Yesterday I was listening to an episode of the Common Wealth Club on the B612 foundation. They are fund raising $200M to build a space telescope to detect and track all the asteroids that are big enough to destroy a city.
All of that is really interesting, and a very cool effort. However in doing research this morning I learned another amazing fact.
Ball Aerospace is the private company that will build the telescope. They built the Kepler space telescope for NASA, and are doing the James Web space telescope as well. I’d heard of them, but until google this morning, I’d never seen their logo. Which I know… from all the canning jars my mom used when I was a kid.
1956, Ball formed Ball Brothers Research Corporation to produce goods and services for the aerospace sector. This was converted to a wholly owned subsidiary, Ball Aerospace & Technologies Corp., in 1995.
Who knew that one of the top aerospace companies has it’s origins in making glass jars. Not I, until today.
This wikipedia page is just great, and includes such hits as:
Makes you think in a slightly longer time frame than what’s for dinner on Tuesday.
Ever wonder where Groundhog day comes from? Notice that it’s about 1/2 way to Spring?
We are now halfway between the Winter Solstice (December 21) and the Vernal or Spring Equinox (March 20). It’s called a cross-quarter day is known as Imbolc (or some variation of that spelling) in the Celtic world It’s also a modern Neopagan celebration and part of the Wheel of the Year.
Imbolc is most commonly celebrated on February 2 (same as Groundhog Day and Candlemas on the Christian calendar) but it actually occurs, according to the position of the Sun on the ecliptic, at 11:20 pm EST on Thursday, February 3 this year.
This cross-quarter day has been known since antiquity – a 5,000 year-old Neolithic passage tomb at the Hill of Tara in County Meath, Ireland has an alignment with sunrise on Imbolc.
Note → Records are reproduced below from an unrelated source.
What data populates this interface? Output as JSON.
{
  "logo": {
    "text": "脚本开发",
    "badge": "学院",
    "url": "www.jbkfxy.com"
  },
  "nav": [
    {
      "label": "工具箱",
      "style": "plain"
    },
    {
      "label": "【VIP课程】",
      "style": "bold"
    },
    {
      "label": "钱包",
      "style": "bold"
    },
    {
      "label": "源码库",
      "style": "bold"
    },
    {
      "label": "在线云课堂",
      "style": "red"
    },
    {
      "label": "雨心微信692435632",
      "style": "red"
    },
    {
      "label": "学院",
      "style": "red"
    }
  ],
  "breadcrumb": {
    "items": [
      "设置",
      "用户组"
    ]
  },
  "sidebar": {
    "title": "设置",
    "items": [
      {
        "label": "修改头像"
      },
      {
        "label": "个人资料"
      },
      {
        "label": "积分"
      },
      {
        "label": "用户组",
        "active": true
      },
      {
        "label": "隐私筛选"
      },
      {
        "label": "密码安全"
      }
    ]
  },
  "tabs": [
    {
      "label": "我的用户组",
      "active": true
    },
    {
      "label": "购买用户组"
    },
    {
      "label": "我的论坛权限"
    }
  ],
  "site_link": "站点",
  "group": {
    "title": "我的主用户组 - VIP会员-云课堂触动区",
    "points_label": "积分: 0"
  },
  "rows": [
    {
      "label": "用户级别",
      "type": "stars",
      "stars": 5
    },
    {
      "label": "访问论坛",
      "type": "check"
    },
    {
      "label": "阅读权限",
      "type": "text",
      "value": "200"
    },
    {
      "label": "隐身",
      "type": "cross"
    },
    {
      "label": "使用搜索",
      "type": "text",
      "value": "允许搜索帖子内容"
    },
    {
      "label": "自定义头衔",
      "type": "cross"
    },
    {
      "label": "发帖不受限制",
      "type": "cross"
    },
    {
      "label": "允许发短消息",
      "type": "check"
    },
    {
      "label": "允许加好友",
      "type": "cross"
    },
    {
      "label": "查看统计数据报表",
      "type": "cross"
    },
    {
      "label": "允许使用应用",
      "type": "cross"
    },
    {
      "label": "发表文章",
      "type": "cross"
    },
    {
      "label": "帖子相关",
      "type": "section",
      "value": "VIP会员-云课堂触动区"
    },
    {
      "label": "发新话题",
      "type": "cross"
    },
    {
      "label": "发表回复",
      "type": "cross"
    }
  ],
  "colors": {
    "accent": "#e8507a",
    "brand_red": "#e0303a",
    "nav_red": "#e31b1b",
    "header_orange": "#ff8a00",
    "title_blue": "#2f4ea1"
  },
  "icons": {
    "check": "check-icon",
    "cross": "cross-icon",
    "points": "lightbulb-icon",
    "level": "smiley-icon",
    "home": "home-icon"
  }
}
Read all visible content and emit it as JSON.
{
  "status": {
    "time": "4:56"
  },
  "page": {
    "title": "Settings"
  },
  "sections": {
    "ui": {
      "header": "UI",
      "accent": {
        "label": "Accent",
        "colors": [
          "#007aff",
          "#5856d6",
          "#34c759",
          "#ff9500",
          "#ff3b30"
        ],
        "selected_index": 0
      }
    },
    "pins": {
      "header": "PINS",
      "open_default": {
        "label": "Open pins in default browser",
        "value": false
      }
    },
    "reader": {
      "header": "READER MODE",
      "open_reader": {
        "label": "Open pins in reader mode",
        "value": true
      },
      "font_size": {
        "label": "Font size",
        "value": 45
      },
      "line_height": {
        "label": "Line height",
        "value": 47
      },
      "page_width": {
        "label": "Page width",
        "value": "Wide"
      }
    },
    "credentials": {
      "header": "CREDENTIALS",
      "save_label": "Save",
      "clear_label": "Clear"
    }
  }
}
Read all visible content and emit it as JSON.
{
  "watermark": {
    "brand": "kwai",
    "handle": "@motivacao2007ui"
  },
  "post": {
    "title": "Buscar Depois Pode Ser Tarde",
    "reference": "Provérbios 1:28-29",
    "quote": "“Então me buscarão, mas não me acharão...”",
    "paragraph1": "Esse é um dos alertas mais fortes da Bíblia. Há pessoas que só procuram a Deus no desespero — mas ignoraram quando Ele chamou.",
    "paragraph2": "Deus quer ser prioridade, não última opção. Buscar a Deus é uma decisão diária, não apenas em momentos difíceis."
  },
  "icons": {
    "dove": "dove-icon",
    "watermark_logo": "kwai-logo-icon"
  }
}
The word Imbolc comes from the Celtic i mbolg or “in the belly” referring to pregnant ewes who soon give birth to spring lambs. It was viewed as the start of spring (even though snow may yet be on the ground), a time for weather prognostication, and to watch for animals emerging from their winter dens (sound familiar? Groundhog Day has its roots in similar Germanic pagan beliefs).
Read the rest over at Hudson Valley Geologist.